The Federal Bureau of Investigation has investigated over 100 cases of suspected Islamic extremists either in the U.S. military or closely associated with it.
About a dozen of the cases are considered “serious,” according to a report from National Public Radio — based on a closed House-Senate committee hearing in December. There is no indication as to whether the number has increased in the ensuing six months. This is the first time the number of cases has been publicly reported.
“Serious” cases include suspects who are planning attacks or are in touch with “dangerous individuals.”
Both the FBI and Department of Defense declined to comment to The Daily Caller about the investigations.
Sources familiar with the investigation confirmed the case number to NPR. The threats reportedly include both active and reserve military personnel, individuals with access to military facilities and even family members of people with military dependent ID cards.
Since the 2009 Fort Hood massacre — in which a radicalized Army Major opened fire on base, killing 13 and injuring dozens more — the Pentagon and FBI have been on high alert to prevent similar attacks.
“I was surprised and struck by the numbers; they were larger than I expected,” Connecticut independent Sen. Joseph Lieberman, chairman of the Senate Committee on Homeland Security, said.
“I know one can say that as a percentage of the millions of people in active military service or working with contractors, the numbers you talk about are a small percentage of the total,” he added, “but the reality is it only took one man, Nidal Hasan, to kill 13 people at Fort Hood and injure a lot more.”

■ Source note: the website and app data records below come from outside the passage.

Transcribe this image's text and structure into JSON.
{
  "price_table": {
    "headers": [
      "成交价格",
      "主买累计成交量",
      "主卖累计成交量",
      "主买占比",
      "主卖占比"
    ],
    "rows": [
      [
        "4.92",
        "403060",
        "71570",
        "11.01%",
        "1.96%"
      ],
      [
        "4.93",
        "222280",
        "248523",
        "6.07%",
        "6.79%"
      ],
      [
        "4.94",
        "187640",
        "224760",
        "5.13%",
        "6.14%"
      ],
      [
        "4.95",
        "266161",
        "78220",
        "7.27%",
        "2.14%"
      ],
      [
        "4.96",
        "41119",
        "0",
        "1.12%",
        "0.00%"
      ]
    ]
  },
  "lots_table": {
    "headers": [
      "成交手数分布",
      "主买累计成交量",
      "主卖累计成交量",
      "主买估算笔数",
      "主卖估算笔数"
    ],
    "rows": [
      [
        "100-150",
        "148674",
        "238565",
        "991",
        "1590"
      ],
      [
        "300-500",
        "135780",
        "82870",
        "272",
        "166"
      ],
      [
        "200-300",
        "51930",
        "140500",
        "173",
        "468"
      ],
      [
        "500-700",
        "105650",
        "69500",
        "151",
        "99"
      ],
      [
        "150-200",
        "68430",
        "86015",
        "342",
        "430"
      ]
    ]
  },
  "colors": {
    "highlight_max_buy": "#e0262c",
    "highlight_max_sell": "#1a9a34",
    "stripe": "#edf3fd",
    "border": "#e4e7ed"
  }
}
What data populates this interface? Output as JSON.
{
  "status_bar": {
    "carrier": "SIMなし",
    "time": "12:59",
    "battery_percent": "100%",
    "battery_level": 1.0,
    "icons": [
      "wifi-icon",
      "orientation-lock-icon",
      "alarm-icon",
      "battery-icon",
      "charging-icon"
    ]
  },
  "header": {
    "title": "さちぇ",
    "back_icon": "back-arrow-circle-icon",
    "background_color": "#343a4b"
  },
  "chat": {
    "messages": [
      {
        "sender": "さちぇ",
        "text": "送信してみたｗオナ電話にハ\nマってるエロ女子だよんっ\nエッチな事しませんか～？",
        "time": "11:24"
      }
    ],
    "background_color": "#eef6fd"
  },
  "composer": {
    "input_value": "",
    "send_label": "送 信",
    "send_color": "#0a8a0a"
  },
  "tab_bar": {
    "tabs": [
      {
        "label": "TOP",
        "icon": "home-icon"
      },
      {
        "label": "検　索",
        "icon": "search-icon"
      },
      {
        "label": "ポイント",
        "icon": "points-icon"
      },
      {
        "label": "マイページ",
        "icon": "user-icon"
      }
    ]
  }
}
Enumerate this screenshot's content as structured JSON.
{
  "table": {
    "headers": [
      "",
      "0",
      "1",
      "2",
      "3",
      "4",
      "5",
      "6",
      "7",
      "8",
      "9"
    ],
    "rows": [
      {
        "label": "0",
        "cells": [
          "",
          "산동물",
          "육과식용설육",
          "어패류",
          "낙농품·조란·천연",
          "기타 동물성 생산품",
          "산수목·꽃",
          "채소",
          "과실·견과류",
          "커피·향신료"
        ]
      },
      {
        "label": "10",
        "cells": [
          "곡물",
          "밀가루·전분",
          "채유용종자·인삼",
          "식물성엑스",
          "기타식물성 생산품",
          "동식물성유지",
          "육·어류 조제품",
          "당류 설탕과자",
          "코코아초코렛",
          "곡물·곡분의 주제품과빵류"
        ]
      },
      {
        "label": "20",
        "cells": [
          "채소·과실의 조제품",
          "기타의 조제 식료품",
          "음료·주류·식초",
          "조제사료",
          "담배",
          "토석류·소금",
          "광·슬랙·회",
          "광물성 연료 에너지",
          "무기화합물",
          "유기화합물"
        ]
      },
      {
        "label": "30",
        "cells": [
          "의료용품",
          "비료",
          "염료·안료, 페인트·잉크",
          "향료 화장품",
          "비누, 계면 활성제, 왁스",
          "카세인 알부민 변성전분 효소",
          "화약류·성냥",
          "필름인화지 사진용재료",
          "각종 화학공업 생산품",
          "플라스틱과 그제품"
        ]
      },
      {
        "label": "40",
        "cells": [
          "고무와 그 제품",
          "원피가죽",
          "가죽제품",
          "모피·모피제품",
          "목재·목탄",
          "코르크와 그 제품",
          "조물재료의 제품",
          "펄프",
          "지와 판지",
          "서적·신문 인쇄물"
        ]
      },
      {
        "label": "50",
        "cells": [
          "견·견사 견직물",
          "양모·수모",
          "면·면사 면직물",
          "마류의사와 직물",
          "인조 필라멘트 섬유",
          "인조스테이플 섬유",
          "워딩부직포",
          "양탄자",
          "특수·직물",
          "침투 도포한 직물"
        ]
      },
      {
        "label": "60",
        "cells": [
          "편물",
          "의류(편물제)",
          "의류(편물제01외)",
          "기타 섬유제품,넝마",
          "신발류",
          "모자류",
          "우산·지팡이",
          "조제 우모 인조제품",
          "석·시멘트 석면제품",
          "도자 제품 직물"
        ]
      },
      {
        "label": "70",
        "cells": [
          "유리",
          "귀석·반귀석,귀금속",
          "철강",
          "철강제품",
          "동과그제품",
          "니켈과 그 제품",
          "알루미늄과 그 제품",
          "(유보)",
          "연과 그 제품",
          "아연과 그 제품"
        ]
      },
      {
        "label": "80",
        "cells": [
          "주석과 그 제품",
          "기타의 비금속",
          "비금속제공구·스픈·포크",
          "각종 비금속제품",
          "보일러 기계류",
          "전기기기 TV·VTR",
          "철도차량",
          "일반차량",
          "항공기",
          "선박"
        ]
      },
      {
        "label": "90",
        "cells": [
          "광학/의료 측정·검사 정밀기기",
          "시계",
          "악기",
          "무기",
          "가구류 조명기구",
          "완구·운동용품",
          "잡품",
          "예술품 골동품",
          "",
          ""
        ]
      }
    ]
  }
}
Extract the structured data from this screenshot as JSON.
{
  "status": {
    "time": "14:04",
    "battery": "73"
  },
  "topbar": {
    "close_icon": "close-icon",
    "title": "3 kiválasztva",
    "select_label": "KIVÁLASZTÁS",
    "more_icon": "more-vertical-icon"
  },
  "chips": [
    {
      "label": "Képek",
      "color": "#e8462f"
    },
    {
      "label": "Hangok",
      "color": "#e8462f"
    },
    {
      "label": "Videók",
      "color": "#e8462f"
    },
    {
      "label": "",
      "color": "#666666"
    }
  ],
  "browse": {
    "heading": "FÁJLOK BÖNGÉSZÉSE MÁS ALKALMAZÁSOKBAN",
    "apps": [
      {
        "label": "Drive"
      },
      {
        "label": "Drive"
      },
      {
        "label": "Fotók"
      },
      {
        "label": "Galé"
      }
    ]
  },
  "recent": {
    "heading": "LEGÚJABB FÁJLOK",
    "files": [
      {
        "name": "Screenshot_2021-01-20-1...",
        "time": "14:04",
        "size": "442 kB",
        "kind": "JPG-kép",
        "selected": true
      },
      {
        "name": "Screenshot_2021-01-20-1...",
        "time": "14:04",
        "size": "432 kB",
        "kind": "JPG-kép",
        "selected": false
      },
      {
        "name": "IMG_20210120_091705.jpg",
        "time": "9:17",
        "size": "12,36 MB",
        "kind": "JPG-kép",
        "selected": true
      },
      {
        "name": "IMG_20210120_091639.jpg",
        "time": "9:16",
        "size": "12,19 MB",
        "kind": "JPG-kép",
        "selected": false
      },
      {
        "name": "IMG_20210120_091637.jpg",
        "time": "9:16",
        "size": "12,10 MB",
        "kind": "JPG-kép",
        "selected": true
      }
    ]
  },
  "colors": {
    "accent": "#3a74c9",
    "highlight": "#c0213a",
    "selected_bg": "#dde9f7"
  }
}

Lieberman would not confirm the numbers.
Hasan faces the death penalty. His trial begins August 20.